One of the simplest ways to provide a charitable donation as part of your estate planning is to include a cash donation to a specific charity in your will.
However, there are several other ways to do it. Choosing the right one for your circumstances can minimize the tax liability of your gift, maximizing its impact.
Charitable Lead Trust
A charitable lead trust is an irrevocable trust that exists for a set period. It can be created during the life of a donor or upon their death.
A donor transfers their assets to the trust. The charity is named as a beneficiary and receives payments during the life of the trust. At the end of the trust, its balance is transferred to other beneficiaries, such as family members.
The potential benefits of this structure include exemptions and reductions on income, estate, and gift taxes.
Charitable Remainder Trust
A charitable remainder trust is the inverse of a charitable lead trust. Family members (and the donor, during their lifetime) can be named as beneficiaries, receiving payments for the term of the trust. When the trust ends, the remaining assets are transferred to a charitable organization as the designated beneficiary.
This trust enables a donor to earn income from their assets before leaving them to charity.
You can name a charity as a designated beneficiary of your individual retirement account (IRA, 401(k)s, or 403(b)s). In certain situations, this may be classed as a charitable tax deduction to help offset income and/or estate taxes.
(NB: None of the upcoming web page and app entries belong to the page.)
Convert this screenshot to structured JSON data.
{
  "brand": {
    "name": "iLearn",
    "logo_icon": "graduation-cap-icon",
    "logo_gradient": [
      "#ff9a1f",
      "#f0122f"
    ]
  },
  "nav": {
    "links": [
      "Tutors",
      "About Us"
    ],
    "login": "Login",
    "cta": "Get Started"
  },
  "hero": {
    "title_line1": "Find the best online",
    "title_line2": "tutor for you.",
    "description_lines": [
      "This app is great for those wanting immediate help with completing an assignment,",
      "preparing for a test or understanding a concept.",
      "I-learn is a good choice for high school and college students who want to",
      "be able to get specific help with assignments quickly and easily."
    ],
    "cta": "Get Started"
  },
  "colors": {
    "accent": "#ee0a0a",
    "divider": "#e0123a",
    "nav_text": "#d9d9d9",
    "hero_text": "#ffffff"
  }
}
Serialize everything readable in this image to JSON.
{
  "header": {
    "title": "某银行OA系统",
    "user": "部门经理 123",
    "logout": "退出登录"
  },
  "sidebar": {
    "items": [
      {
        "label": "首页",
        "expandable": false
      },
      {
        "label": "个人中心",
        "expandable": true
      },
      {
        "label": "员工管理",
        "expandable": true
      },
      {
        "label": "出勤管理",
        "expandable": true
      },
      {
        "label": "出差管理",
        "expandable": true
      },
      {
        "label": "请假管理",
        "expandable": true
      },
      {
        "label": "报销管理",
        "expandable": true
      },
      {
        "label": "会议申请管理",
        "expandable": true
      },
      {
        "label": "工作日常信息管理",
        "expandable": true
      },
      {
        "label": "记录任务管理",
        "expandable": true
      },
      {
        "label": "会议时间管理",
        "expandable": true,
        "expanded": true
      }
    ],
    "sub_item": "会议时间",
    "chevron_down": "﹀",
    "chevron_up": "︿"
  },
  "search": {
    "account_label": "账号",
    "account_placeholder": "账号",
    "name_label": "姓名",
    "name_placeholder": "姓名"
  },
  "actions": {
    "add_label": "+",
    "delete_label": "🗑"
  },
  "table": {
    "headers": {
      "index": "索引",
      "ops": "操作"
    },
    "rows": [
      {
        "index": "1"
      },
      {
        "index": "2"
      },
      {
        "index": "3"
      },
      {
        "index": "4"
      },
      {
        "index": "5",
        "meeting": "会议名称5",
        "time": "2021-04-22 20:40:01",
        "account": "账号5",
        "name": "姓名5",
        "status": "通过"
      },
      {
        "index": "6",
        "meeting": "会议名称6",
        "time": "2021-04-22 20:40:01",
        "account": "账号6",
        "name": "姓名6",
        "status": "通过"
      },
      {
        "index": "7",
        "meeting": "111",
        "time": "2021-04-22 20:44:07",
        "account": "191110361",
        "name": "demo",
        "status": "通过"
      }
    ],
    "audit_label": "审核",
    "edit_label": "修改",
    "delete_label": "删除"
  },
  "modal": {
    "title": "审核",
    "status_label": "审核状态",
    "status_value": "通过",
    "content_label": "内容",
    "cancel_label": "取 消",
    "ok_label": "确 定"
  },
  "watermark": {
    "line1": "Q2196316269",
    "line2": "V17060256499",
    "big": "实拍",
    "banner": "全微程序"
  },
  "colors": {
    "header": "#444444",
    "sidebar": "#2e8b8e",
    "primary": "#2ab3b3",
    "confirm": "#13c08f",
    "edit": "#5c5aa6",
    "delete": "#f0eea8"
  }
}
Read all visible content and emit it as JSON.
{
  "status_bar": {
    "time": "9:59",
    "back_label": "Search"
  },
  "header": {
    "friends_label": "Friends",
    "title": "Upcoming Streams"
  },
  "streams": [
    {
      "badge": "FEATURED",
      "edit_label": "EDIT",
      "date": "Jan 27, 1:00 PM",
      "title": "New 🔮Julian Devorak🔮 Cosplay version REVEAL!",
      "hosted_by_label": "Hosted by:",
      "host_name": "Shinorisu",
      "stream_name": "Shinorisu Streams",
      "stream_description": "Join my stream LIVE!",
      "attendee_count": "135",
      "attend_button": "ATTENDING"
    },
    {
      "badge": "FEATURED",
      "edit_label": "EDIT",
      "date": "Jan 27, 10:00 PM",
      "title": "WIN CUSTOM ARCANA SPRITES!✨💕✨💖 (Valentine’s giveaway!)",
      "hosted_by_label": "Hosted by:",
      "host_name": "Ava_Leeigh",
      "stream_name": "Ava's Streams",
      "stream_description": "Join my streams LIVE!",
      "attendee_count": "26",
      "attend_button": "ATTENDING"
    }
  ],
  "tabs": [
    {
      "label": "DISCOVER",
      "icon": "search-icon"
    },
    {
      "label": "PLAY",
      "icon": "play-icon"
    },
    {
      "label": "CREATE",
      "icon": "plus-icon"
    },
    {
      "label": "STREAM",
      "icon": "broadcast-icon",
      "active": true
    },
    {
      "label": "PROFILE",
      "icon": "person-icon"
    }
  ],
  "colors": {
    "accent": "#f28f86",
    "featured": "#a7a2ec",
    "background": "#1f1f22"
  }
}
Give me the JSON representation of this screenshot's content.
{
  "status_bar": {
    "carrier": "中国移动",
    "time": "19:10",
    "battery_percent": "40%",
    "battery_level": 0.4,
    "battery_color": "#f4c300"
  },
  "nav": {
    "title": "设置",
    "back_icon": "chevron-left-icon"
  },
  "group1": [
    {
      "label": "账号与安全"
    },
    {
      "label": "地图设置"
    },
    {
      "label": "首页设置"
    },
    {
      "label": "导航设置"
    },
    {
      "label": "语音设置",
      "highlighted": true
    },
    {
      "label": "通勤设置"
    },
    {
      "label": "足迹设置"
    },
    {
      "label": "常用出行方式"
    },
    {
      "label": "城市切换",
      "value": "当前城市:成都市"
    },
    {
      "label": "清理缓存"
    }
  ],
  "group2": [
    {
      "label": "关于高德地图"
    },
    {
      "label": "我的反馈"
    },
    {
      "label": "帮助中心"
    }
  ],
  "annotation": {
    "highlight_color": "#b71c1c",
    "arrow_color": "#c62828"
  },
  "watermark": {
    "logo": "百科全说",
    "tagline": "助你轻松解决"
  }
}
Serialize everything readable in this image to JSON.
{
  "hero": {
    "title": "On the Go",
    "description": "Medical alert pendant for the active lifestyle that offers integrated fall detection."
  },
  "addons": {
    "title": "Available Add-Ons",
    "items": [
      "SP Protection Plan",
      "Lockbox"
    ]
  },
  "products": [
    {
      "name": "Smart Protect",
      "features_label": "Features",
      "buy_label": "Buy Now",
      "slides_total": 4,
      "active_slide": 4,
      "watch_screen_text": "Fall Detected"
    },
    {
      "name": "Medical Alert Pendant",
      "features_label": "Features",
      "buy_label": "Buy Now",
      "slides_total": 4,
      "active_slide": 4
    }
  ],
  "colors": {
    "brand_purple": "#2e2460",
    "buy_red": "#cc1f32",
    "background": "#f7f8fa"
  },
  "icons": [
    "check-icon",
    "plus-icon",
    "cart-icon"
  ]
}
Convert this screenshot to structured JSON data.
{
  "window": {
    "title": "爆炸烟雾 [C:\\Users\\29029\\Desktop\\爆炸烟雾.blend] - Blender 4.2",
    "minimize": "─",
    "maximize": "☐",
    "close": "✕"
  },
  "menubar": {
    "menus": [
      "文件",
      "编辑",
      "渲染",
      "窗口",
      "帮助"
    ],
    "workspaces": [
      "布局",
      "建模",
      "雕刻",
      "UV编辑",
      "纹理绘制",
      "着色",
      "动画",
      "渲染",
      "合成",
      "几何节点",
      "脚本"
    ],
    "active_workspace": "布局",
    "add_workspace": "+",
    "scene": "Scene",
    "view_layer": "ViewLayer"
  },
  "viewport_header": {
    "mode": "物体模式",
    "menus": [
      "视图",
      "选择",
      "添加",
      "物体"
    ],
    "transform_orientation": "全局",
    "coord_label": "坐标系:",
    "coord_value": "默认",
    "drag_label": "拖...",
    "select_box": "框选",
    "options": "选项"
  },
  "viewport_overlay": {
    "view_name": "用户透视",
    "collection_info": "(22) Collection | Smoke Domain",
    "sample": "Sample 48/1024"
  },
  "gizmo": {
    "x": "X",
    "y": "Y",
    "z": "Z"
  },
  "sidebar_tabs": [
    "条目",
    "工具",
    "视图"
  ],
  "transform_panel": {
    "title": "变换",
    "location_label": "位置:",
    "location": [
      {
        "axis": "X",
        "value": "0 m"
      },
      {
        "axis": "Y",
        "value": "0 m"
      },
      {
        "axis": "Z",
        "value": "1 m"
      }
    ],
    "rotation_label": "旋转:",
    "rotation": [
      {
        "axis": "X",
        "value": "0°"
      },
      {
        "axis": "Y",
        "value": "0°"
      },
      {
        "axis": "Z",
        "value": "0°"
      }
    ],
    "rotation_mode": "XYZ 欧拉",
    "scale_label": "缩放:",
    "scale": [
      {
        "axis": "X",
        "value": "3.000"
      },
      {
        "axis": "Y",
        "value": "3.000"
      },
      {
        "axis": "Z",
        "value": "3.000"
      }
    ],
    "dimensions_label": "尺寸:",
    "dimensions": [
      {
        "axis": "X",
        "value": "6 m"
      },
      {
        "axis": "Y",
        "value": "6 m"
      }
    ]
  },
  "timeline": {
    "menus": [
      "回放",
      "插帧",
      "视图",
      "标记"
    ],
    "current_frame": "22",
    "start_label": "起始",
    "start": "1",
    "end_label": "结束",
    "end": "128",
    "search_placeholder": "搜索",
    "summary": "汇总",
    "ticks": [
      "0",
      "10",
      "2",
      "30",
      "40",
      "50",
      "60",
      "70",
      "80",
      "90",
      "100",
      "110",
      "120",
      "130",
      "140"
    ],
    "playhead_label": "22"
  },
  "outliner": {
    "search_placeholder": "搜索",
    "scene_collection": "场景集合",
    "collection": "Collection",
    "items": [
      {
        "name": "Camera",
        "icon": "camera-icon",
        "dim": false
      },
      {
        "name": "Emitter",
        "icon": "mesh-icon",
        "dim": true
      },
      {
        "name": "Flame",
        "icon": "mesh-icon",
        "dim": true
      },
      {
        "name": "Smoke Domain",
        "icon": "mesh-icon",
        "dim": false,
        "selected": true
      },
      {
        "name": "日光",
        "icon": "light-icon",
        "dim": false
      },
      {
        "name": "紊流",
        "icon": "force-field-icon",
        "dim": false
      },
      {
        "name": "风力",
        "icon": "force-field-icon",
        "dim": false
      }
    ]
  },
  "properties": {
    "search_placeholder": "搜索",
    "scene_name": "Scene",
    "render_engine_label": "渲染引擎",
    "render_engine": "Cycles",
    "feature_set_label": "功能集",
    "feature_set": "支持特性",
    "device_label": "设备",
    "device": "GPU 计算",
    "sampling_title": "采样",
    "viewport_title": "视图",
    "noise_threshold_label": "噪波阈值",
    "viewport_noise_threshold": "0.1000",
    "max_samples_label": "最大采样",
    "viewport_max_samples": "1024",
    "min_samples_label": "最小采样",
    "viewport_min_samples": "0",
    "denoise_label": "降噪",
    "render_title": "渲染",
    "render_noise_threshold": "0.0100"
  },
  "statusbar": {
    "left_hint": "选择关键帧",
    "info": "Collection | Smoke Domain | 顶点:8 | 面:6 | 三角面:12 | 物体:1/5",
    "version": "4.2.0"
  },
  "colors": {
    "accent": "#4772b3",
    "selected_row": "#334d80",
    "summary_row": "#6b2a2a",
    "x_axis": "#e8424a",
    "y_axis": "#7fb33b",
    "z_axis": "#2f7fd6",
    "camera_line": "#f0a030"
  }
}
Use Life Insurance
Like IRAs, many life insurance policies allow you to name one or several charities as the beneficiary of your life insurance so they receive funds under the policy.
Charitable Gift Rider
Some life insurance policies allow policyholders to add a charitable gift rider that pays a percentage of the policy's value to a qualified charity. Insurers generally have rules around charitable gift riders, including capping the distributed amount.
Gift Through Community or Private Family Foundation
A community foundation receives, manages, and distributes charitable gifts from a range of donors in a specific local area. A private family foundation is funded by family assets, and the donors have control over how much is given to a charity and how the gifts can be used.
Gift Appreciated Stock
Giving your appreciated stock (i.e., a stock that has increased in value) to a charity rather than selling it may reduce your capital gains tax liability.
When Should You Consider Giving Charity for Estate Planning Purposes in Texas?
If you're passionate about supporting an important cause, a range of ways exists to incorporate charitable giving into your estate planning.
Regardless of the size of your gift, if you are considering donating some of your estate to a charity, it's best to speak to an estate planning lawyer as soon as possible. They can review your situation and advise you on how to structure your gift to maximize its impact, as well as assist you to make the necessary arrangements.
Contact an Estate Planning Lawyer in Texas Today
If you are interested in philanthropic or charitable giving, you can take advantage of tax breaks if you manage it through your estate plan. Our charitable planning attorney in Texas will help you decide which type of charitable trust or foundation is best for you. Contact us today by filling out the online form or calling us at 214-494-8033 to schedule a complimentary initial consultation.